As we say goodbye to 2013, we can also finally say goodbye to a bunch of insurance industry practices that pushed millions of us into the ranks of the uninsured and made it necessary for many others of us to pay good money for lousy coverage. Bring out the bubbly and party hats! The end of the old world of health insurance – and beginning of a more equitable one – is reason enough to celebrate.
January 1, 2014 is without a doubt the most important date in the 3½-year history of the Affordable Care Act, a.k.a., Obamacare. Not only is that the date that policies purchased as of Christmas Eve on the state and federal marketplaces (exchanges) go into effect, it is also the day many of the most egregious – and profitable – practices of the insurance industry become a thing of the past.
Three health reform ‘BFDs’ taking effect
Here are just three of the “BFDs” (to use the term Vice President Biden once used to describe the health care reform law) now taking effect:
- Insurance companies will no longer be able to refuse to sell us a policy just because we’ve been sick in the past or have what they refer to as a “pre-existing condition,” including the ones that many of us are born with or develop in childhood, like juvenile diabetes.
- They will no longer be able to even take our health status into consideration when deciding how much to charge us (although they will be able to charge smokers more than nonsmokers in most states).
- They will no longer be able to charge folks in their 40s, 50s and 60s more than three times as much younger people, ending their ability to force Americans of a certain age to fork over up to ten times as much if not more.
Chances are, you haven’t been hearing about these changes in the media. Reporters and pundits continue to be obsessed with what politicians say about the law rather than what’s actually in it and how it will affect us.
That goes a long way toward explaining why polls continue to show that most people believe the law will have a negative rather than positive effect on them and their families.
Suffering from collective amnesia
And Americans, it seems, have collective amnesia. According to a recent poll, many folks who have been notified that their premiums will be going up next year believe the Affordable Care Act is the sole reason for the increase. They apparently have forgotten that premiums and deductibles have been going up, often by double digits, every year for at least a couple of decades. The reality is that the rate of premium increases since Obama signed the Affordable Care Act has been lower than in many previous years.
Between 2001 and 2011, average premiums for family coverage increased 113 percent, according to the Kaiser Family Foundation, which has been keeping track of the cost of health insurance for years. Not only did premiums increase steadily in the years before the law was passed, but employers also shifted more of the cost of the premiums to their workers and increased deductibles every year.
The four percent increase for employer-sponsored family coverage last year was much lower than the average increase in the decade before ACA became law, according to the folks at Kaiser.
“We are in a prolonged period of moderation in premiums, which should create some breathing room for the private sector to try to reduce costs without cutting back benefits for workers,” Kaiser President and CEO Drew Altman said in August when his organization released the most recent health insurance numbers.

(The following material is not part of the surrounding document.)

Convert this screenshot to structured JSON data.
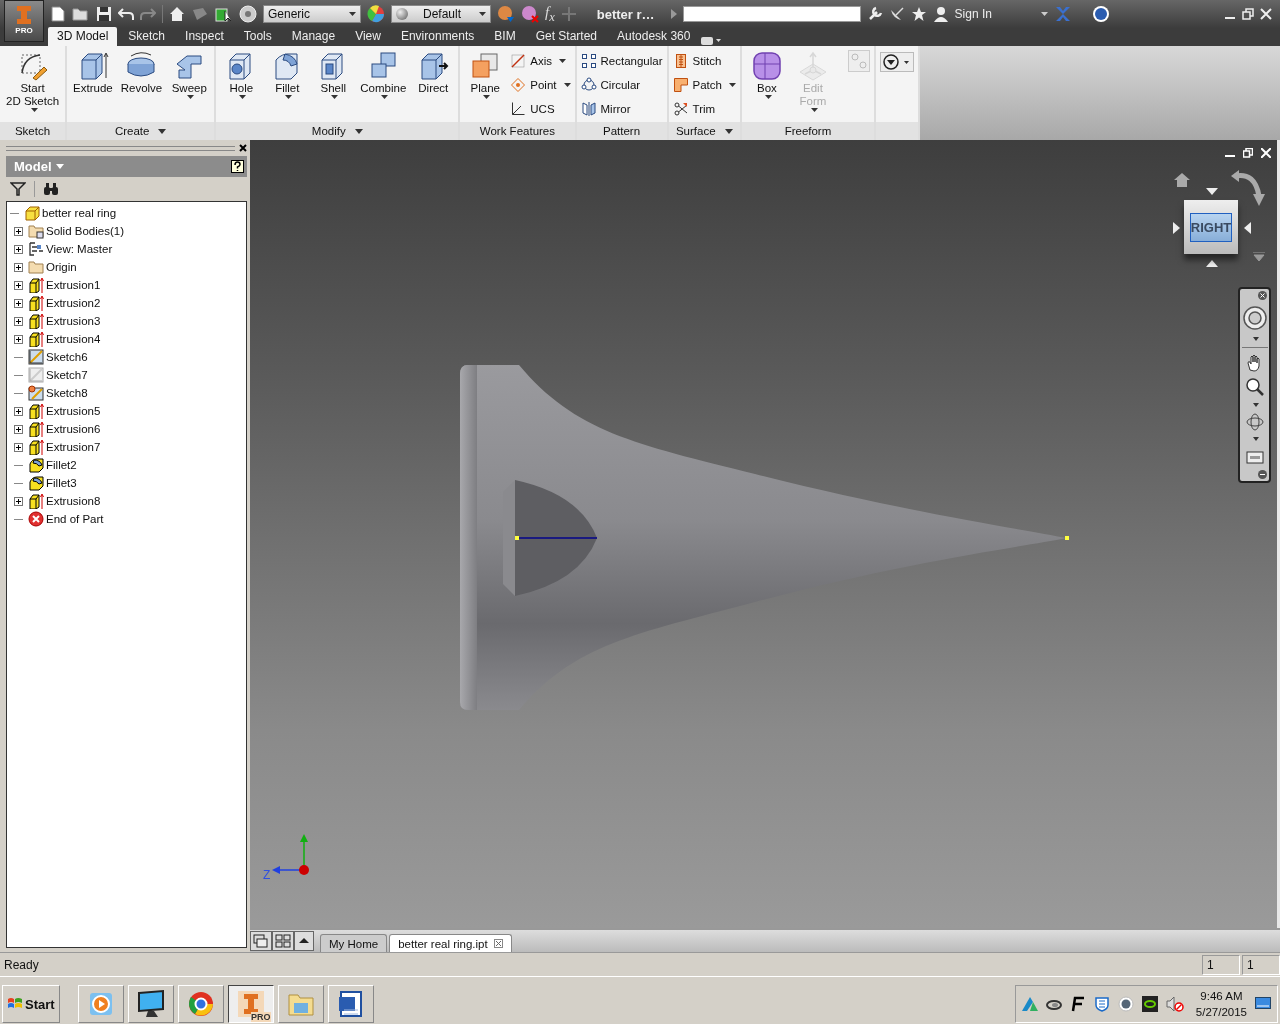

Health reform gains by the numbers
Chances are you missed that news. Here are some other numbers you might also have missed:
- An estimated 3.1 million young adults have been added to the insurance rolls since the provision of the law allowing young people to stay on their parent’s policy until age 26 went into effect in 2010.
- Policyholders received $1.2 billion in rebates in 2011 and $2.1 billion in 2012 as a result of a provision in the law that requires insurers to spend at least 80 percent of our premium dollars on actual medical care, rather than overhead. If they don’t, they have to issue rebate checks.
- Medicare beneficiaries have saved an estimated $7 billion on prescription drugs as a result of the provision of the law that closes the gap – known as the “doughnut hole” – in the Medicare Part D drug program. That number will increase substantially in years to come as the doughnut hole closes a bit more. It will be closed completely in 2020.
- More than 25.4 million people covered by the original Medicare program received at least one preventive service at no cost to them during just the first 11 months of 2013, according to the Centers for Medicare and Medicaid Services. Before the Affordable Care Act was passed, people in the original Medicare program had to pay for preventive services. As a consequence, many did not get the care they needed.
- Millions of Americans who have not been able to afford coverage will finally have it as of January 1. Although signup for health coverage was slow during the first two months of open enrollment on the exchanges because of problems associated with HealthCare.gov, the federally operated health insurance marketplace, enrollment has surged since most of the problems were fixed.
- By the end of November, an estimated 1.2 million people had enrolled in new health plans, and most of them qualified for tax credits to help them pay for coverage. The numbers increased dramatically as the Dec. 24 deadline for signing up for coverage approached. More than two million logged on to the federal site the day before the deadline.
Many of the newly insured are among the millions who have been unable to afford coverage in the past or have not been able to buy it at any price because of the practices of the insurance industry. Practices that, at long last, end on New Year’s Day, 2014.
To learn more about how the reform law is affecting us, check out my new eBook, Obamacare: What’s in It for Me? What Everyone Needs to Know About the Affordable Care Act. It’s available now – just in time for the holidays – on Amazon.com. It will be available on iBooks and other places soon.